* **PROBLEM**:
Collect every line of the records below that contains the word "name".
───── SOURCE MATERIAL
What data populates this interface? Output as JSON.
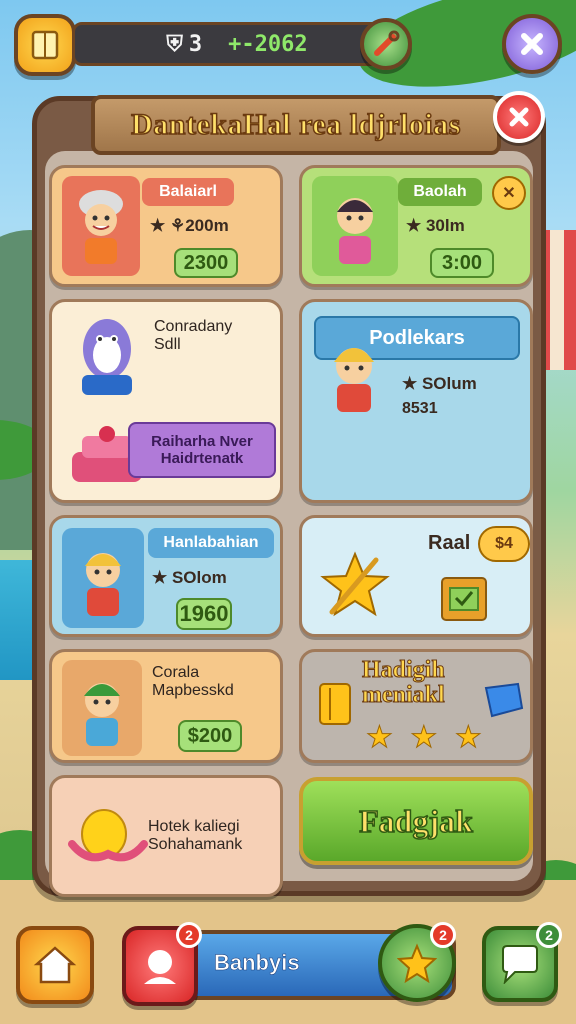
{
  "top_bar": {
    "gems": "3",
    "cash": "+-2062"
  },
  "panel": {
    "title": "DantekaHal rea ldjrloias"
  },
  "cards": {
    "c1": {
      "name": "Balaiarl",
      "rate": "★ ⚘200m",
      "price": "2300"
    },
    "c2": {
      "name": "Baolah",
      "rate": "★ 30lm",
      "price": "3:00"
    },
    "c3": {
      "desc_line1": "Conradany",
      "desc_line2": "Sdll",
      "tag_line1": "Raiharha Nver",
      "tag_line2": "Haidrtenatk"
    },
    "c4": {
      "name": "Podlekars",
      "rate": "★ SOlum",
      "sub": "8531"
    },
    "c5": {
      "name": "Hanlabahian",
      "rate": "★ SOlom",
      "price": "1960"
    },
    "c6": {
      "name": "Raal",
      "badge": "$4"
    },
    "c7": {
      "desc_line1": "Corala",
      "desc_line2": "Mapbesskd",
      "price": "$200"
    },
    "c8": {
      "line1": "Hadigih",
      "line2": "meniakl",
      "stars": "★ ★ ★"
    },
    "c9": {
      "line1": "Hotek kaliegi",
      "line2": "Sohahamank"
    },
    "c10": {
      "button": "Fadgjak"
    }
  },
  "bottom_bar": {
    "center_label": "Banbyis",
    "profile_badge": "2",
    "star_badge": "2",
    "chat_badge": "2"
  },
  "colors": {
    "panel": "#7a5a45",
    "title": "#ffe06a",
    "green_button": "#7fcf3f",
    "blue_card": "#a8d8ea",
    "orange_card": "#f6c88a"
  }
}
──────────
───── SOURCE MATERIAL
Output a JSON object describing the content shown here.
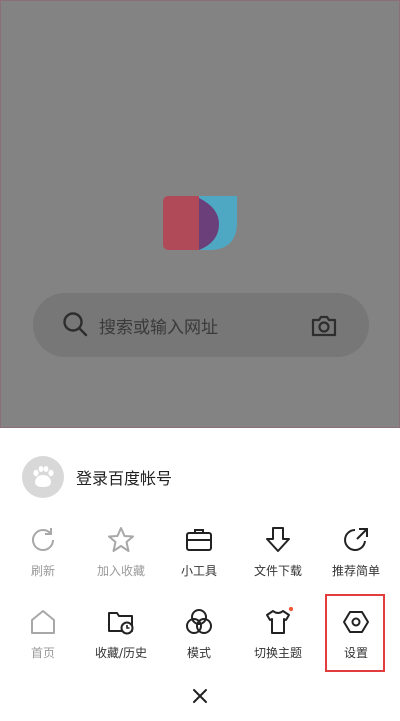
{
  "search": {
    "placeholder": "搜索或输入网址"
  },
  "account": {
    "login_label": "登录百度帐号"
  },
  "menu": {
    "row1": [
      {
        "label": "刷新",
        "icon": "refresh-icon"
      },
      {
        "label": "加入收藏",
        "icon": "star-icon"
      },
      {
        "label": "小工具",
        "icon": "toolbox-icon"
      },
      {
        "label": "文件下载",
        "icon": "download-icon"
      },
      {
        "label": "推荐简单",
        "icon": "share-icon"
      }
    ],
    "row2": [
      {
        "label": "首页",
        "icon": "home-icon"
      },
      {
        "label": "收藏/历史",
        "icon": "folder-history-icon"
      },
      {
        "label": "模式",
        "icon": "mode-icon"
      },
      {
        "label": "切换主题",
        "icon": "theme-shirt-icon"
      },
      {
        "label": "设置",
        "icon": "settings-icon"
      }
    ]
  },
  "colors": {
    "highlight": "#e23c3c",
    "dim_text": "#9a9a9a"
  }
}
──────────
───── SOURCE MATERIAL
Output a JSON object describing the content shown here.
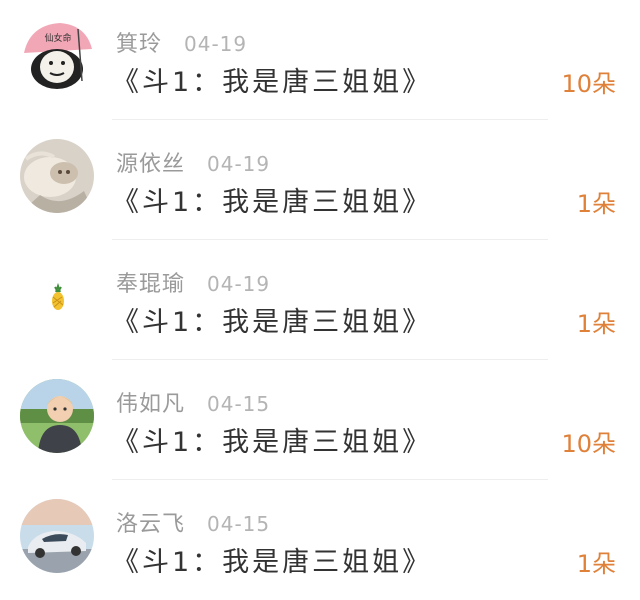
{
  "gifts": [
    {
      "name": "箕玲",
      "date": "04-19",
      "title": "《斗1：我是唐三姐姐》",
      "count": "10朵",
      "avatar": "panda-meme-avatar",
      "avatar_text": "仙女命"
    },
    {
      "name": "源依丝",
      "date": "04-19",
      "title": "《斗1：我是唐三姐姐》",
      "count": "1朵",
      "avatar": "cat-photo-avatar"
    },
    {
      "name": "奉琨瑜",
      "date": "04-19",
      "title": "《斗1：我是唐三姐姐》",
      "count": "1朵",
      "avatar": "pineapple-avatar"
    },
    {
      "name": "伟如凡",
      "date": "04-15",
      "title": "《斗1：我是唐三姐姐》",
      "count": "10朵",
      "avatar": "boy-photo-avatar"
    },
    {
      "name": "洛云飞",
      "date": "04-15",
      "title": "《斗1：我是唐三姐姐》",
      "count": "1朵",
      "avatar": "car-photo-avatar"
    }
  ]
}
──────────
* **SOLUTION FOR THIS TASK**:
      "name": "Balaiarl",
      "name": "Baolah",
      "name": "Podlekars",
      "name": "Hanlabahian",
      "name": "Raal",
      "name": "箕玲",
      "name": "源依丝",
      "name": "奉琨瑜",
      "name": "伟如凡",
      "name": "洛云飞",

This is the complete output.